Experience 101: Engineer and Marine spouses spend a day in warriors' boots
May 17, 2012
FORT LEONARD WOOD, Mo. -- Last Friday, many of Fort Leonard Wood's military spouses found out what life can be like for their service members.
During the 1st Engineer Brigade Spouses Day event and Jane Wayne Day, hosted by the Marine Corps Detachment, these Family members had the chance to try out military training for themselves.
A dozen spouses participated in the 1st Engineer Brigade Spouses Day. They started the day with Physical Readiness Training, led by the Brigade Commander, Col. Alan Webster, at 6:30 a.m. Then, Webster briefed them on the 1st Engineer Brigade's history, structure and mission.

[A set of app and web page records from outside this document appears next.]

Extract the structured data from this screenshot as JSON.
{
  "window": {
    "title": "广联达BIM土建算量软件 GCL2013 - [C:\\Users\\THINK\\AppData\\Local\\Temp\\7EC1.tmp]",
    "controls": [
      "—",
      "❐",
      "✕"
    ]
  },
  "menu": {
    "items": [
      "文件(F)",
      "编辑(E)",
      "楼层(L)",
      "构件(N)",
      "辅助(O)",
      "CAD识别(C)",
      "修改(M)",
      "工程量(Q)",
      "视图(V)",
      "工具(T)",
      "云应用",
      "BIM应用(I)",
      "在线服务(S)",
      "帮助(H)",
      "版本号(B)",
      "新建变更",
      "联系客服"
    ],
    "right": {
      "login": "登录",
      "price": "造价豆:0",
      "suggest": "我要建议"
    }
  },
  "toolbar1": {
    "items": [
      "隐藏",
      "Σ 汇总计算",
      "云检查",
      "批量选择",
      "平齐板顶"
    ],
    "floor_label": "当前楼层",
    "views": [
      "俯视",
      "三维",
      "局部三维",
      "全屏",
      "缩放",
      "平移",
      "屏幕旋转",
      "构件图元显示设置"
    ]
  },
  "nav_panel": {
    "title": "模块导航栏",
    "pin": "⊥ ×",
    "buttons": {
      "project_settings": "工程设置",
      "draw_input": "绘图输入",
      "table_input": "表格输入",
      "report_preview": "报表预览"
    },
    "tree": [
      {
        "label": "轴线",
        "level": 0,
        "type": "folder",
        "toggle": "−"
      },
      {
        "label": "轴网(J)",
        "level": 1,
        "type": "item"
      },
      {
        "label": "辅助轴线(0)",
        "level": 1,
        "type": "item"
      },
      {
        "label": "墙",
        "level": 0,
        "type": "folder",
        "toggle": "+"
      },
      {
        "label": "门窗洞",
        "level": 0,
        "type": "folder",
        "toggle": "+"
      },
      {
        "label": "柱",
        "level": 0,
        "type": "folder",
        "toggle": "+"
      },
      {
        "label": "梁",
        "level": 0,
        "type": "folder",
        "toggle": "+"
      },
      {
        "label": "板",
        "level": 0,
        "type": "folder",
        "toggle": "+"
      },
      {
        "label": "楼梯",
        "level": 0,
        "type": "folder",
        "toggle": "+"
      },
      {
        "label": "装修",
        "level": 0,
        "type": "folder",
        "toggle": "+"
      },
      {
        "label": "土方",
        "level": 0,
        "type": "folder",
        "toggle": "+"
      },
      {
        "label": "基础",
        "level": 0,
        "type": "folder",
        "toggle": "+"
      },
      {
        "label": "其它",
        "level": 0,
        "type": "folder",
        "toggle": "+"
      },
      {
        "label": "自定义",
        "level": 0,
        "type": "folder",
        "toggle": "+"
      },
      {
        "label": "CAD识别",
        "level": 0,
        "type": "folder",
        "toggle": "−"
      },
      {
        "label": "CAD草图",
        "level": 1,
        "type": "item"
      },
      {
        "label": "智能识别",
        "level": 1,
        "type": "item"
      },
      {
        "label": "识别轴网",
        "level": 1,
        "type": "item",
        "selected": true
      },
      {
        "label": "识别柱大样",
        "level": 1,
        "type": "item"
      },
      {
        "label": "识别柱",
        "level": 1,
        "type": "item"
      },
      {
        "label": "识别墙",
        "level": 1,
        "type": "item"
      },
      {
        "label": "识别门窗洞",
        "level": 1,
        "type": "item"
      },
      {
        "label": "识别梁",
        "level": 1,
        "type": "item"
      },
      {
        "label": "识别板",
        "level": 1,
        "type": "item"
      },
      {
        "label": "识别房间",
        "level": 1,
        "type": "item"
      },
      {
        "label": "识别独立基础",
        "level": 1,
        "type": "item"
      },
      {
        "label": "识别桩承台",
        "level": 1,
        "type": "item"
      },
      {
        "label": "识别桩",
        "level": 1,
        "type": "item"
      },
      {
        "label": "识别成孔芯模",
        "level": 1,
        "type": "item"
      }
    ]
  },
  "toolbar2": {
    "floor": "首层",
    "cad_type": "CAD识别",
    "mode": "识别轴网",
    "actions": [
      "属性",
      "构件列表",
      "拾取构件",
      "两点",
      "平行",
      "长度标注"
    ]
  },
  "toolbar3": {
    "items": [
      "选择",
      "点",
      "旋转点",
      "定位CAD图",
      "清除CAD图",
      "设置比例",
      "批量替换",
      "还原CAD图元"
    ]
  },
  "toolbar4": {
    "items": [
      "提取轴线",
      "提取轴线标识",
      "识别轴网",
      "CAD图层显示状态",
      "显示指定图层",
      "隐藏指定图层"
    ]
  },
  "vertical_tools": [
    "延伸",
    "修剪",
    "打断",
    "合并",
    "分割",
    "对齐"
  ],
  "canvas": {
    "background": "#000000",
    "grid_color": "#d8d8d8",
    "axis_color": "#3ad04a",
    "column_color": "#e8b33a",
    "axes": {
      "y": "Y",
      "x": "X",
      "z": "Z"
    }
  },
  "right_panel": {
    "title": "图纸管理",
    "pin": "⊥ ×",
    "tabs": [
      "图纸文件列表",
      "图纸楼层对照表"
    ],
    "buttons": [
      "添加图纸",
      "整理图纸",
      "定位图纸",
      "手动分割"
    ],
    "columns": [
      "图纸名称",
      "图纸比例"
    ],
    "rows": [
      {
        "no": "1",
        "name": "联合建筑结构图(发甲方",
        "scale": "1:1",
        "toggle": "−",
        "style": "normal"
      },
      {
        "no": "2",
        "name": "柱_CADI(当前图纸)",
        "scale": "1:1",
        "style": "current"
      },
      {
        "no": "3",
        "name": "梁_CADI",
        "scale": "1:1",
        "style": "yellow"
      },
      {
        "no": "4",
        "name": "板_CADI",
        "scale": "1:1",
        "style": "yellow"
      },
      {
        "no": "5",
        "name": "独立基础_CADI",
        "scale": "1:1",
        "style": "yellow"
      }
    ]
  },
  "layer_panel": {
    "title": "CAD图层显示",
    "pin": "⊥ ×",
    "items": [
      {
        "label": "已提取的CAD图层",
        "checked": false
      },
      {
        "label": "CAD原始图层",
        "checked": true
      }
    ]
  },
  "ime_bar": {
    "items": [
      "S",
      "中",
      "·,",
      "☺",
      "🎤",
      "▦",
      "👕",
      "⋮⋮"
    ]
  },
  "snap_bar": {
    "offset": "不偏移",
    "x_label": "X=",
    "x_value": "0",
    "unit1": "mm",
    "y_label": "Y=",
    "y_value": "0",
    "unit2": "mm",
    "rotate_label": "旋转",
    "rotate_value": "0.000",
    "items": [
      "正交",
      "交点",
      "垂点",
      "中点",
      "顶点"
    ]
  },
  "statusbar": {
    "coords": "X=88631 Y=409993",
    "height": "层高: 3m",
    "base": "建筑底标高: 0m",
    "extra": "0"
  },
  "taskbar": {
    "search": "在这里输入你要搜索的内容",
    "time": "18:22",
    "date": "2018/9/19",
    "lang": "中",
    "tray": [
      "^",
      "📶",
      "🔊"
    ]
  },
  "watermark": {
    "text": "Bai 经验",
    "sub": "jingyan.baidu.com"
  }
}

"What I was surprised by was ... (that) engineers encompass firefighters, scuba diving," said Raquel Hertig, one of the spouses in attendance. "When I think 'engineers' I just think (of) building bridges and buildings. So I thought that was kind of cool."
In the afternoon, the spouses went through the Physical Endurance Confidence Course at Training Area 97 that many of their husbands or wives went through during Basic Combat Training.
At the confidence course, Jessica Chrismon was among the spouses that tried every obstacle available.
"It was fun just to do the obstacle course. Some (obstacles) are tough, kind of scary. The Berlin Wall was definitely the scariest," she said, referring to a slanted wooden wall she had to scale using only a rope. "It's a great way to meet people, too," she added.
During the final event of the day, the spouses tried operating engineer equipment, including the Class 70 Assault Breacher Vehicle and Army Combat Earthmover.
This is the second Spouses Day event hosted by the 1st Engineer Brigade, Webster said.
"The real intent of this is for folks to see what their Soldiers do … for a better understanding of what the Army does and what we as engineers do," Webster said.
It was also created to honor spouses and show appreciation for their support -- a fitting goal, considering the event was held on Military Spouse Appreciation Day.
"The only reason any of us stay in the military is because of our Families and because of their support, so this is one way to pay some of that back," Webster said.
JANE WAYNE DAY
Twenty-one Marine spouses, many sporting combat boots and camouflage, participated in the annual Jane Wayne Day event Friday.
Before they headed out for training, Marine Col. Nancy Springer, Marine Corps detachment commander, spoke to the group.
"This is one of our more popular events throughout the year," Springer said. "This is the one day that we're able to kind of give you a little glimpse of what your Marine does and why he's so happy being a Marine -- why he comes to work every day and he's all charged up."
The day's activities represented each of the three Marine Detachment schools here: Military Police School, Motor Transportation School and Engineer School.
First, the spouses had shotgun familiarization training at the MP School. Next, they used the Motor Transportation School's driving simulators.
The simulators were the reason Nean Duran and Victoria Falcon attended Jane Wayne Day.
"Our husbands are truck drivers, so we want to see what they have to teach," Duran said.
After they used one of the simulators, Duran said she was surprised by the amount of work it was to drive a truck, even on the computer screen.
"Now we understand a little bit more," she said.
In the final training event, the spouses had the chance to drive backhoes and bulldozers, with the help of equipment operators from the Marine Engineer School.
According to Harry Bailey, Family readiness officer for the Marine Corps Detachment, Jane Wayne Day is designed to develop resiliency in Marine Corps spouses by giving them an understanding of their Marine's job.
"I'm constantly amazed at how little our spouses know lots of times about where their husbands work, what the training area looks like, and where they are and what they do," Bailey said. "So, to be able to bring spouses out and see what their husbands do on a day-to-day basis (and) explore some of the Marine Corps tasks and functions that we do here on Fort Leonard Wood is pretty enlightening for the spouses and it helps them gain an appreciation that allows them to communicate better with their spouses."
"It's also an opportunity for the detachment to showcase what we do, and it's an excellent opportunity for the spouses to build camaraderie amongst themselves," he added. "Not many of us have Family in this area, so the Marine Corps becomes our Family."